__About this task__:
Copy out each line of the data below in which "Preview" appears.

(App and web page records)
* * *

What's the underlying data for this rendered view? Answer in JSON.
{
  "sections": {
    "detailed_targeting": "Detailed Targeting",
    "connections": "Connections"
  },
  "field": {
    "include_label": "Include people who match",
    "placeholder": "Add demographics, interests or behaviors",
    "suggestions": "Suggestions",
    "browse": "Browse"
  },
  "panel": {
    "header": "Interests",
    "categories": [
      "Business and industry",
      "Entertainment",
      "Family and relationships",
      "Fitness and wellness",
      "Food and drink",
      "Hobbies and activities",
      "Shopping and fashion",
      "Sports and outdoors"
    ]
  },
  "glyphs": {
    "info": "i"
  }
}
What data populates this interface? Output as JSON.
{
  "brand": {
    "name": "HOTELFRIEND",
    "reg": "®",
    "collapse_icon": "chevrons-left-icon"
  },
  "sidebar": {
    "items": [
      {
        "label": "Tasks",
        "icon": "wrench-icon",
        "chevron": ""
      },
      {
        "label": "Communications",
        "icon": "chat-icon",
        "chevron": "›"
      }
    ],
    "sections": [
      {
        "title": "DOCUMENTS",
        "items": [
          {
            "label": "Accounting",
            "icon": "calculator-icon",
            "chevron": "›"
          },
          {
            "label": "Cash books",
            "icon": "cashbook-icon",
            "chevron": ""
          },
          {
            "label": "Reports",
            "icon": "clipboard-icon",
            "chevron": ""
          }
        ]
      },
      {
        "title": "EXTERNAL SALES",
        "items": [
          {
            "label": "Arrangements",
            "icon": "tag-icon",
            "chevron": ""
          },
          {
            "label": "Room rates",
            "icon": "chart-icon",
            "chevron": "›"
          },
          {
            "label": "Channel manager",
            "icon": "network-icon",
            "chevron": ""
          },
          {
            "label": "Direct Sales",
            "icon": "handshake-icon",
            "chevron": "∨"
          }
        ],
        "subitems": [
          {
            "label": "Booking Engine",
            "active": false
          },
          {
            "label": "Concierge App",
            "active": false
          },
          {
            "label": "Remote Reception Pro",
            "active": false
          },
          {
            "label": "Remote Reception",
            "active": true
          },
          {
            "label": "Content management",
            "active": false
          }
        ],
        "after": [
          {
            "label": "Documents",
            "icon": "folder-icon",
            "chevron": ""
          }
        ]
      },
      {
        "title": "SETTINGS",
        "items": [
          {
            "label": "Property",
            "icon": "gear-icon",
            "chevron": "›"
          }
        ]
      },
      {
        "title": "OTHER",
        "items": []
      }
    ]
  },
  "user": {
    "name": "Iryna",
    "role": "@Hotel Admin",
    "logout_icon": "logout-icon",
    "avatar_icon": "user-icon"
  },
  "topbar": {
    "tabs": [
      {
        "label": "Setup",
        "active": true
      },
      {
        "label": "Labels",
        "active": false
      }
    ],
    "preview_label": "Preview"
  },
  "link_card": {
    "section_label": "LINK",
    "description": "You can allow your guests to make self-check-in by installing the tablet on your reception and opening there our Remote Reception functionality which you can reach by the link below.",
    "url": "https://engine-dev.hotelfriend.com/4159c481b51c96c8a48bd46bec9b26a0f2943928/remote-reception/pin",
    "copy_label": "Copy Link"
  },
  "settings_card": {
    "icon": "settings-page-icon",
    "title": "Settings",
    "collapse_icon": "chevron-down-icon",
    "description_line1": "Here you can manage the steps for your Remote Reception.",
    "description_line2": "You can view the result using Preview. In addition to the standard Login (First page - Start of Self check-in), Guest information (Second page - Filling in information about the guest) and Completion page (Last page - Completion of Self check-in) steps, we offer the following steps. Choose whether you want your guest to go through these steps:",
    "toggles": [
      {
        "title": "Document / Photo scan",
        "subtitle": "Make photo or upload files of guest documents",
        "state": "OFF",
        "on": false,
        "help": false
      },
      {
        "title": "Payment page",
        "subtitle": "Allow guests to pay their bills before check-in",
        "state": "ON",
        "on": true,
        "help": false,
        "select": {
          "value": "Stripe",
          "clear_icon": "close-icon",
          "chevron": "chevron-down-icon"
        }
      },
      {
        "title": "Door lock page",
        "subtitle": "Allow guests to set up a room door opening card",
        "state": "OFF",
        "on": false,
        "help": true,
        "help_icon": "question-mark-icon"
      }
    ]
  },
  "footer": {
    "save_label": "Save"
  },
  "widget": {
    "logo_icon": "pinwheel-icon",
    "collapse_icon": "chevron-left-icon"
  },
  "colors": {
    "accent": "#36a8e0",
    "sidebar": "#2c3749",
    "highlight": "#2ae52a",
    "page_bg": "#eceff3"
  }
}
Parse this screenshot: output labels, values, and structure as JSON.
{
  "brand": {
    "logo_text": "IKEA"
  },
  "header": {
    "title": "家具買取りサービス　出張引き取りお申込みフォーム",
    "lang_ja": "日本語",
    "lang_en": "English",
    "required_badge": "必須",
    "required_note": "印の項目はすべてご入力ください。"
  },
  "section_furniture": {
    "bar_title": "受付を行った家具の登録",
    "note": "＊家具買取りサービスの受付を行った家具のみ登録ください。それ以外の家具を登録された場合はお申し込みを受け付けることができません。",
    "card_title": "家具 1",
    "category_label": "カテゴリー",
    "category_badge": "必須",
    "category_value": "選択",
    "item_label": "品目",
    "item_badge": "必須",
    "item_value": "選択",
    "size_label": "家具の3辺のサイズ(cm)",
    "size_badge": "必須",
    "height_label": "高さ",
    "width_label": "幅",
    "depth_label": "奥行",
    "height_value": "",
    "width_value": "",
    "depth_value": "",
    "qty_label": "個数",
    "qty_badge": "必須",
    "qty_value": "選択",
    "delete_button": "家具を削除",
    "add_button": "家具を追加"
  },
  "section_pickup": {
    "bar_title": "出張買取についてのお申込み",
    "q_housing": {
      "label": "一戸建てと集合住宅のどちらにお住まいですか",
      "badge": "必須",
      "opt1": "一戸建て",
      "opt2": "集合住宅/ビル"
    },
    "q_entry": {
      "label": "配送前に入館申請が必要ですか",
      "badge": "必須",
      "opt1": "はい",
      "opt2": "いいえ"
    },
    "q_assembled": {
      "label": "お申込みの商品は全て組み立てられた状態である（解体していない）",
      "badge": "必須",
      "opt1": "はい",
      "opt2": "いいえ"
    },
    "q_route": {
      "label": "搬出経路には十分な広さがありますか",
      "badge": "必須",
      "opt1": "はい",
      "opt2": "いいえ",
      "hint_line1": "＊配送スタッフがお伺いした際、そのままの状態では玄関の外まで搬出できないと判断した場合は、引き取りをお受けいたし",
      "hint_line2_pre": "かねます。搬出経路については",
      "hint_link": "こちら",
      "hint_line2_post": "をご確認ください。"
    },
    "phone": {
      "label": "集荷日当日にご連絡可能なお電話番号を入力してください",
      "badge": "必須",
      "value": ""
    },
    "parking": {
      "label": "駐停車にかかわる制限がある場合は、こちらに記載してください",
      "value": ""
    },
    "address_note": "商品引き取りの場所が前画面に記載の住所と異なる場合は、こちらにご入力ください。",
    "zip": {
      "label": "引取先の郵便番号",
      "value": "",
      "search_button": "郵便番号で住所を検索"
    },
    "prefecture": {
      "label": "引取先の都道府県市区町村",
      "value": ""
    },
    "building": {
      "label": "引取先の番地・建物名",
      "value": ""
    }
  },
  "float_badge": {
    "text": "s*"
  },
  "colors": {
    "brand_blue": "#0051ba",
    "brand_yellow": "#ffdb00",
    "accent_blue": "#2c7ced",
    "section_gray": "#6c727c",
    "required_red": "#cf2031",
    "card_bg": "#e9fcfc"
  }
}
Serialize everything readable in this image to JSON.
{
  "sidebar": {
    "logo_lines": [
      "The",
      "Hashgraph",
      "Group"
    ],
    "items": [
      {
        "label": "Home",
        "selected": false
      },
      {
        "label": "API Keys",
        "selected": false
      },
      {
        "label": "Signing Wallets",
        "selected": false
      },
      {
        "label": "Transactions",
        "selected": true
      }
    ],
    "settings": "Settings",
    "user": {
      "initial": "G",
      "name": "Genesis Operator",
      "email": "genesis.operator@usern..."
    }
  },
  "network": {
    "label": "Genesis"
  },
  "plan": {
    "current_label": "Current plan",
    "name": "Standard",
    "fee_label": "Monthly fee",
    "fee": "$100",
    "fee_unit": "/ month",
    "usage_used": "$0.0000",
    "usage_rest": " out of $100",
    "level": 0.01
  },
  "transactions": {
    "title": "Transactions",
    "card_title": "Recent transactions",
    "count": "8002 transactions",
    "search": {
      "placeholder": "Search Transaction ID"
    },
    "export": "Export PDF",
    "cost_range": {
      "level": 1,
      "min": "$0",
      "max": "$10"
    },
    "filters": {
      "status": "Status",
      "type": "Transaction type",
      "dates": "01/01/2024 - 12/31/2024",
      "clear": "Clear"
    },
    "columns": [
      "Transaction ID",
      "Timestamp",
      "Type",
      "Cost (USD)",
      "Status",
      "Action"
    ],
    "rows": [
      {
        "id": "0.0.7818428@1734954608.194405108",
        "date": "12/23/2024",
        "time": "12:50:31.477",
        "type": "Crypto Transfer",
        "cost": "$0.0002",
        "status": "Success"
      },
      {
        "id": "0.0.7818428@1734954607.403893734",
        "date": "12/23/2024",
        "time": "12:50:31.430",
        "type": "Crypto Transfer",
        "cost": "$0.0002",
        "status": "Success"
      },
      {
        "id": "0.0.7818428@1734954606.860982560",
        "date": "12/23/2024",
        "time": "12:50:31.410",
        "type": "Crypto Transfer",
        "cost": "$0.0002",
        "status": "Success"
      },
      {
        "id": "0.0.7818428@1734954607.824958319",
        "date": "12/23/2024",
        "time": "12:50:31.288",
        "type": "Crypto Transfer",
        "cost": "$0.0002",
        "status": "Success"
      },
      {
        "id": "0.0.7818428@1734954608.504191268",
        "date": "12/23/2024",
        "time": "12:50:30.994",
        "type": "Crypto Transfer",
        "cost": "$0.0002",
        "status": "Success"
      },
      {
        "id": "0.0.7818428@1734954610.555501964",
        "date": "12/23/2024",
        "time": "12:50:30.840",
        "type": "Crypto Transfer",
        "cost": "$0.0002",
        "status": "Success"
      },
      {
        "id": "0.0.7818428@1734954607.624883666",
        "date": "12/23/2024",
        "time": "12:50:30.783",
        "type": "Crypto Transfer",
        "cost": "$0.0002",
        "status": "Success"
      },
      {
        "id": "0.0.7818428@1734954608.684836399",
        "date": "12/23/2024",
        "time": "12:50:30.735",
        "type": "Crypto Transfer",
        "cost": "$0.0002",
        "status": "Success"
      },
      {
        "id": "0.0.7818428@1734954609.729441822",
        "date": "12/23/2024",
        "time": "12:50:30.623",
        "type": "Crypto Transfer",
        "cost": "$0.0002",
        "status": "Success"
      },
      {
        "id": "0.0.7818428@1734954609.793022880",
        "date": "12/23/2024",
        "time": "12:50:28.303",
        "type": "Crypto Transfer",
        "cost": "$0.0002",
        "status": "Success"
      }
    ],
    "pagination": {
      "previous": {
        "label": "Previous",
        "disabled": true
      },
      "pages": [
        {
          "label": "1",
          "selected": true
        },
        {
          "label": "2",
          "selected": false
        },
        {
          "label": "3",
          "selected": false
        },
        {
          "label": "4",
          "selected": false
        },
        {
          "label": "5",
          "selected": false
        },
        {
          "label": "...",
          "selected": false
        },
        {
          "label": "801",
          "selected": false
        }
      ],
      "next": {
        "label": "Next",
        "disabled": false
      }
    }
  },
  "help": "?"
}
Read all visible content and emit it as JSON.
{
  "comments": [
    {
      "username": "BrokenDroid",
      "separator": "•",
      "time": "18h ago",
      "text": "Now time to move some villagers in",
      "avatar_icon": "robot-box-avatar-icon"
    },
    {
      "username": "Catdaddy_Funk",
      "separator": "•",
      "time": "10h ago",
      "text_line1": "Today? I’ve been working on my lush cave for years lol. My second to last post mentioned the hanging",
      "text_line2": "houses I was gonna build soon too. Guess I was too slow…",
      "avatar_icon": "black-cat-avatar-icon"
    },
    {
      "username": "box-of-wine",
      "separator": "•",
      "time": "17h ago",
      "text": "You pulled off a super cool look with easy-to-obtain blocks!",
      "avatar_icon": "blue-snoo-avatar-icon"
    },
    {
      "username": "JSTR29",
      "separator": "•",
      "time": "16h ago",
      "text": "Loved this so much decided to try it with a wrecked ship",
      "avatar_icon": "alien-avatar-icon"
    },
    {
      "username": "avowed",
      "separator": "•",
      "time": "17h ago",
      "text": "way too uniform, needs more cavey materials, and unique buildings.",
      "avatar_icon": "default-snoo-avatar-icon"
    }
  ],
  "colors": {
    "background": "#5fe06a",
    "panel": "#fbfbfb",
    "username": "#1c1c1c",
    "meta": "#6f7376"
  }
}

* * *

__Task output__:
    "preview_label": "Preview"
    "description_line2": "You can view the result using Preview. In addition to the standard Login (First page - Start of Self check-in), Guest information (Second page - Filling in information about the guest) and Completion page (Last page - Completion of Self check-in) steps, we offer the following steps. Choose whether you want your guest to go through these steps:",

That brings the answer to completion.